Bob Ferrante: A shaky September but now a positive turn in October. What looked like FSU’s deepest and best position group was hit by injury and has struggled. Robinson has been the group’s best player, a nickel-safety who likes to play downhill and is good at stopping the run. With Knowles’ emergence at nickel, Robinson can focus more at safety. Jones’ interception against UNC was a turning point for his season and for the defense. The cliché of defensive backs needing a short memory may be true especially for this group. Brownlee and Jones need to forget about their struggles over the course of the first half of 2021 and focus on the play ahead.

Pat Burnham: This group has played somewhat better than last year’s group although it still has a tendency to give up plays for huge chunks of yardage through the air. That being said the secondary has played its best football in a couple of seasons its last two games and more specifically its last six quarters. Syracuse had no luck in the second half trying to pass against FSU and UNC’s Sam Howell has his worst outing of the season against FSU. The secondary now must validate who it is, the unit that gave up way too many big plays in its first four and half games and the unit we saw in its last two.

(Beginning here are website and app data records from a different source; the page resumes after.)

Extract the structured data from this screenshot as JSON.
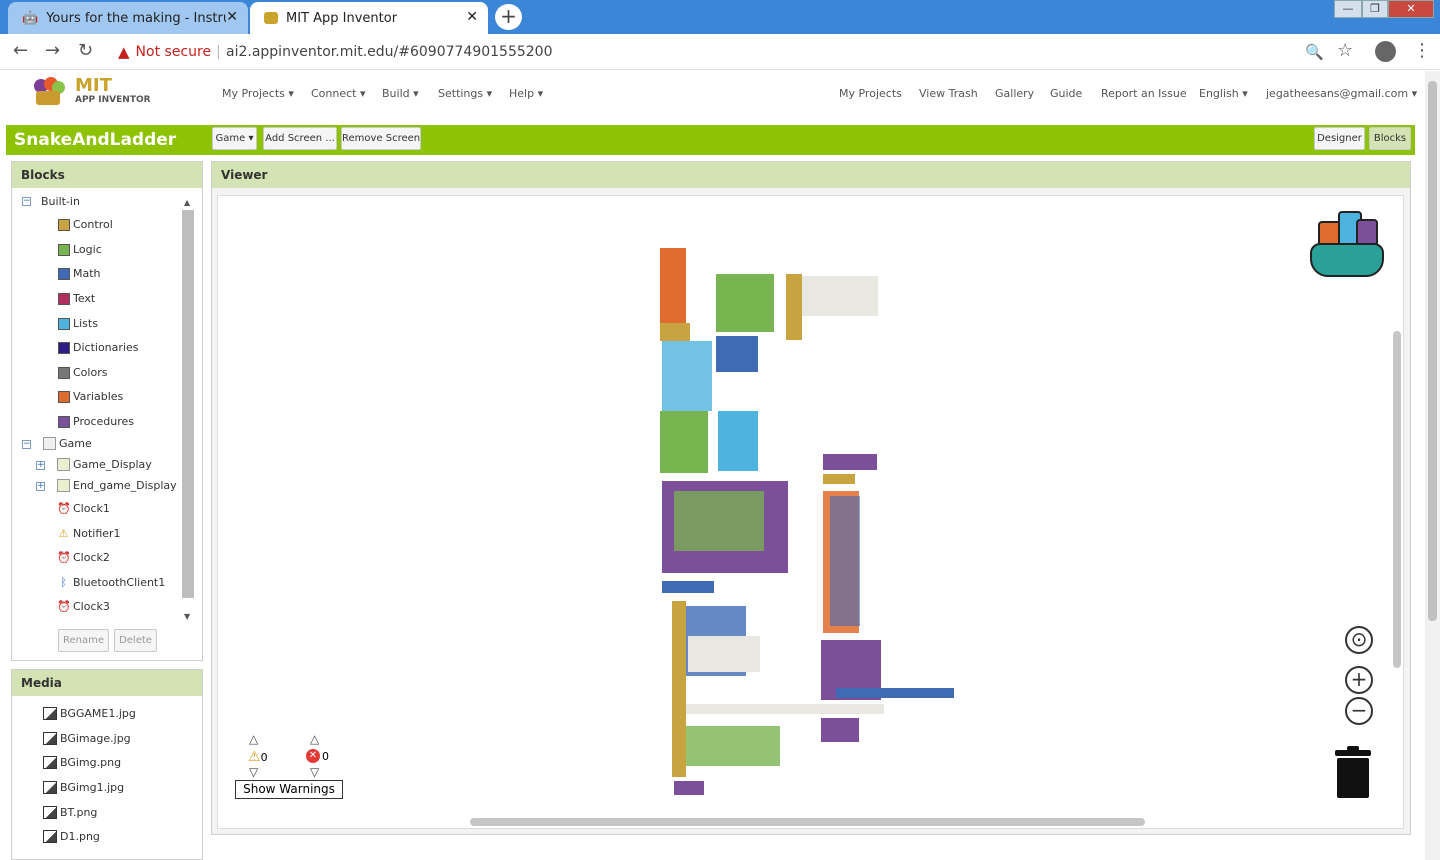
{
  "browser": {
    "tabs": [
      {
        "title": "Yours for the making - Instructab",
        "active": false
      },
      {
        "title": "MIT App Inventor",
        "active": true
      }
    ],
    "security_label": "Not secure",
    "url": "ai2.appinventor.mit.edu/#6090774901555200"
  },
  "header": {
    "logo_main": "MIT",
    "logo_sub": "APP INVENTOR",
    "menus": [
      "My Projects",
      "Connect",
      "Build",
      "Settings",
      "Help"
    ],
    "links": [
      "My Projects",
      "View Trash",
      "Gallery",
      "Guide",
      "Report an Issue"
    ],
    "language": "English",
    "account": "jegatheesans@gmail.com"
  },
  "toolbar": {
    "project_name": "SnakeAndLadder",
    "screen_select": "Game",
    "add_screen": "Add Screen ...",
    "remove_screen": "Remove Screen",
    "designer": "Designer",
    "blocks": "Blocks"
  },
  "blocks_panel": {
    "title": "Blocks",
    "builtin_label": "Built-in",
    "builtin": [
      {
        "label": "Control",
        "color": "#c8a441"
      },
      {
        "label": "Logic",
        "color": "#78b450"
      },
      {
        "label": "Math",
        "color": "#3f6bb5"
      },
      {
        "label": "Text",
        "color": "#b32d5e"
      },
      {
        "label": "Lists",
        "color": "#4fb3e0"
      },
      {
        "label": "Dictionaries",
        "color": "#2b1d85"
      },
      {
        "label": "Colors",
        "color": "#777777"
      },
      {
        "label": "Variables",
        "color": "#e06b2e"
      },
      {
        "label": "Procedures",
        "color": "#7c4f9a"
      }
    ],
    "screen_label": "Game",
    "components": [
      "Game_Display",
      "End_game_Display",
      "Clock1",
      "Notifier1",
      "Clock2",
      "BluetoothClient1",
      "Clock3"
    ],
    "rename": "Rename",
    "delete": "Delete"
  },
  "media_panel": {
    "title": "Media",
    "files": [
      "BGGAME1.jpg",
      "BGimage.jpg",
      "BGimg.png",
      "BGimg1.jpg",
      "BT.png",
      "D1.png"
    ]
  },
  "viewer": {
    "title": "Viewer",
    "warning_count": "0",
    "error_count": "0",
    "show_warnings": "Show Warnings"
  }
}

One area the unit has improved in compared to last year is tackling, particularly in run support, where Robinson and Brownlee have been strong. Williams looks to have the potential to grow into a very good ACC safety. The group is trending in the right direction and should be able to build on their development against UMass and Clemson, both whom aren’t very good throwing the ball.

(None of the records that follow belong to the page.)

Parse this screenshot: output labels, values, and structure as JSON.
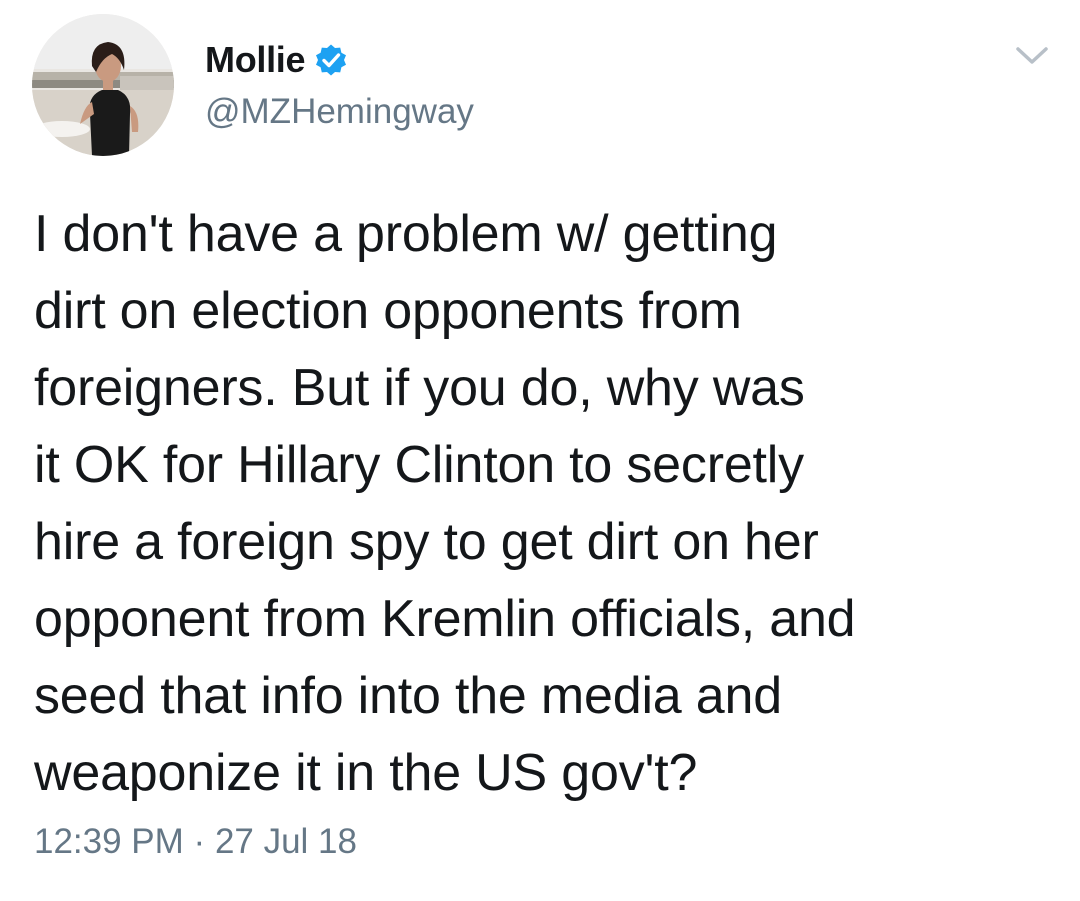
{
  "author": {
    "display_name": "Mollie",
    "handle": "@MZHemingway",
    "verified": true,
    "avatar_icon": "profile-photo",
    "verified_icon": "verified-badge-icon",
    "verified_color": "#1da1f2"
  },
  "menu": {
    "icon": "chevron-down-icon"
  },
  "tweet": {
    "lines": [
      "I don't have a problem w/ getting",
      "dirt on election opponents from",
      "foreigners. But if you do, why was",
      "it OK for Hillary Clinton to secretly",
      "hire a foreign spy to get dirt on her",
      "opponent from Kremlin officials, and",
      "seed that info into the media and",
      "weaponize it in the US gov't?"
    ],
    "time": "12:39 PM",
    "separator": "·",
    "date": "27 Jul 18"
  },
  "colors": {
    "text": "#14171a",
    "secondary": "#657786",
    "accent": "#1da1f2"
  }
}
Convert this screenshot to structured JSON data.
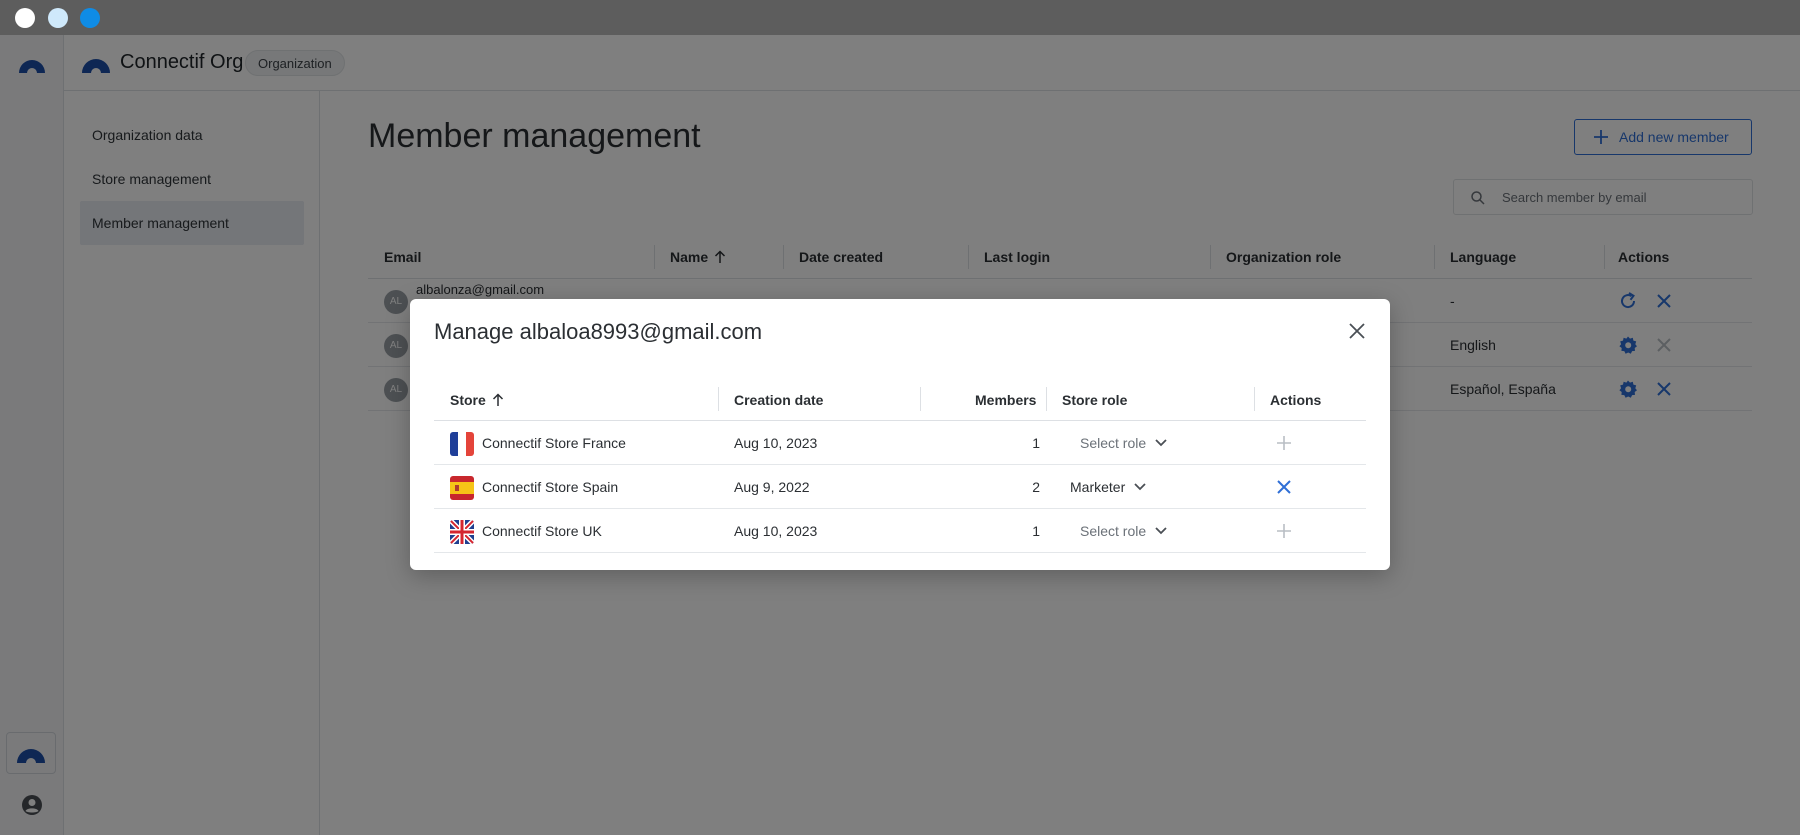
{
  "app": {
    "brand": "Connectif Org",
    "tag": "Organization"
  },
  "subnav": {
    "items": [
      {
        "label": "Organization data",
        "active": false
      },
      {
        "label": "Store management",
        "active": false
      },
      {
        "label": "Member management",
        "active": true
      }
    ]
  },
  "page": {
    "title": "Member management",
    "add_button": "Add new member",
    "search_placeholder": "Search member by email"
  },
  "members_table": {
    "headers": [
      "Email",
      "Name",
      "Date created",
      "Last login",
      "Organization role",
      "Language",
      "Actions"
    ],
    "rows": [
      {
        "avatar": "AL",
        "email": "albalonza@gmail.com",
        "language": "-"
      },
      {
        "avatar": "AL",
        "email": "",
        "language": "English"
      },
      {
        "avatar": "AL",
        "email": "",
        "language": "Español, España"
      }
    ]
  },
  "modal": {
    "title": "Manage albaloa8993@gmail.com",
    "headers": [
      "Store",
      "Creation date",
      "Members",
      "Store role",
      "Actions"
    ],
    "rows": [
      {
        "flag": "france-flag-icon",
        "store": "Connectif Store France",
        "creation_date": "Aug 10, 2023",
        "members": "1",
        "role": "Select role",
        "role_set": false,
        "action": "add-icon"
      },
      {
        "flag": "spain-flag-icon",
        "store": "Connectif Store Spain",
        "creation_date": "Aug 9, 2022",
        "members": "2",
        "role": "Marketer",
        "role_set": true,
        "action": "remove-icon"
      },
      {
        "flag": "uk-flag-icon",
        "store": "Connectif Store UK",
        "creation_date": "Aug 10, 2023",
        "members": "1",
        "role": "Select role",
        "role_set": false,
        "action": "add-icon"
      }
    ]
  },
  "colors": {
    "accent": "#2f6fd6",
    "overlay": "#000000"
  }
}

Jerry Kutz: A secondary that looked inept early has found some footing of late. There’s some potential here too. Robinson is a baller, whether in the field or in the box supporting run. Knowles, a true freshman, has been surprisingly consistent. While Brownlee has been burnt in man coverage, the kid is a very good open-field tackler, a classic boundary corner. Redshirt freshman Travis Jay shows promise at field corner. Sidney Williams and Brendan Gant have had costly mistakes of emotion. Hopefully they learn from them. Defensive coordinator Adam Fuller and defensive backs coach Marcus Woodson have a pool of talent to draw from and a very good defensive analyst in Randy Shannon to assist them in putting these young players in the right place for success in the back half of the schedule.